Before you start filling a container with LECA balls, you might want to think twice about growing corn semi-hydroponically.
Like when growing potatoes, you’d need a huge semi-hydroponics system to support your corn plants. This is again very costly.
If you could only grow corn in jars or vases of water, then you’d have to plant one ear at a time, which is hardly enough to feed all the guests at your summer barbeque. Soil suits corn better.
How Do You Know Whether Your Plant Will Do Well in LECA?
Semi-hydroponics for plants can work, but it requires some understanding of the type of plant you’re dealing with. If your plant lacks these 3 main traits, I would strongly recommend not growing it in LECA.
Plants that Grow Roots Quickly
Speedy root development is key in a successful semi-hydroponics transition.
How fast a plant lays down roots depends on the species. A healthy plant will always grow roots faster than an unhealthy one, so before you make the move to LECA, ensure your plant is in tip-top shape.
Plants that Bounce Back Fast

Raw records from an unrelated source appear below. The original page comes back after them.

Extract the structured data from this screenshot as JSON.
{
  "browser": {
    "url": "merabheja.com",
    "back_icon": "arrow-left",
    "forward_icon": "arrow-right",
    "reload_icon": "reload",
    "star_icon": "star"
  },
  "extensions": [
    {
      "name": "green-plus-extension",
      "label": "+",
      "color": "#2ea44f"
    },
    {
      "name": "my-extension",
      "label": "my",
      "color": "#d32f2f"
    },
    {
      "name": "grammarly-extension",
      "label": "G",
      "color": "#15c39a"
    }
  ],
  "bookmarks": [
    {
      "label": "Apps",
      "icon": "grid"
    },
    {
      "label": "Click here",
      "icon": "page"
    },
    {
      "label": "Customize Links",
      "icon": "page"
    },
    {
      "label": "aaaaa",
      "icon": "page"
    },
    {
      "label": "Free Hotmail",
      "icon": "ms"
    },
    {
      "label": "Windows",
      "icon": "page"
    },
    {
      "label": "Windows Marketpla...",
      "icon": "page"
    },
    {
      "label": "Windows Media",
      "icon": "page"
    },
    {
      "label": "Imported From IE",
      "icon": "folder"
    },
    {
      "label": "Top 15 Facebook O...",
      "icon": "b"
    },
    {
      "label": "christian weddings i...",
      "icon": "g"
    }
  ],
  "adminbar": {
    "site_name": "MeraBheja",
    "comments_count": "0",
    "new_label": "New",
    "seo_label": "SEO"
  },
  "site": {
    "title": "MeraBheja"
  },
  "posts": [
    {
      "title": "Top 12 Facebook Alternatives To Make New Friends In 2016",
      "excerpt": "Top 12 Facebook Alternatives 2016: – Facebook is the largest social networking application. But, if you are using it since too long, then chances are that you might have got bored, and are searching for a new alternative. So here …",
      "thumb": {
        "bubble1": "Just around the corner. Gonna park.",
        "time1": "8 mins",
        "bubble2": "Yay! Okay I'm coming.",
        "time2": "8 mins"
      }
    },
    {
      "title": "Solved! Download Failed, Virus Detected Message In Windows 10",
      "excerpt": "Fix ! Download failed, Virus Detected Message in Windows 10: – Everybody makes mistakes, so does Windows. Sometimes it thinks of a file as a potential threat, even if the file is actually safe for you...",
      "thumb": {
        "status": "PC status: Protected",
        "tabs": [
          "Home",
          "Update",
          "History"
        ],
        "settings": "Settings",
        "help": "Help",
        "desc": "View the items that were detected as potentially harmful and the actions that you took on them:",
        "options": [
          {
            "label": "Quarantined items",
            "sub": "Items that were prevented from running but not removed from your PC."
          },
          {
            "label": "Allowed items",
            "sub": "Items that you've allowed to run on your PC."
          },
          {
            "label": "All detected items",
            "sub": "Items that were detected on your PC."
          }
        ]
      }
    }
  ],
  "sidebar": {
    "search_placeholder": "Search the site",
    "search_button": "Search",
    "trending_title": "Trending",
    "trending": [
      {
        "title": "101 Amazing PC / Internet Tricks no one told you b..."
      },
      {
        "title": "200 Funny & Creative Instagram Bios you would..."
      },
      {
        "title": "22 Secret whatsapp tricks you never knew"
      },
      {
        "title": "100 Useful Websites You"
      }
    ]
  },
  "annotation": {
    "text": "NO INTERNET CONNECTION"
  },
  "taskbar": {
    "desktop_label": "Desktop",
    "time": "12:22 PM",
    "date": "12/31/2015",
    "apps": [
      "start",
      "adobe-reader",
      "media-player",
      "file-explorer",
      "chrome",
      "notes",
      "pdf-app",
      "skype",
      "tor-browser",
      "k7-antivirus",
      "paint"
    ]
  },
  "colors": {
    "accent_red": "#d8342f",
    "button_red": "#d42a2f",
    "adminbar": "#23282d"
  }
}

Most houseplants don’t like being moved, so the stress of that can affect your plant’s health as you switch them from soil to LECA can lead to a rocky start in the new setup.
Since you need to rinse your plant off to remove its soil before putting it in its LECA-filled container, houseplants that don’t like being handled will be even more stressed.
If your houseplant has proven that it can handle stress well and bounce back quickly (in a day or several), then you can try LECA. For plants that don’t recover from stress as fast, it’s not worth putting them through all that strain just to grow them semi-hydroponically.
Plants Like Being Submerged in Water
Here’s the big one. If your houseplant doesn’t need much water because it can sustain itself on little (such as succulents), or standing water causes the plant severe harm, then it’s not a candidate for semi-hydroponics.
Yes, LECA balls absorb some water. And yes, LECA can prevent the damage of overwatering, to an extent. Even still, standing water is standing water, and there’s a lot of standing water involved in a semi-hydroponic systems.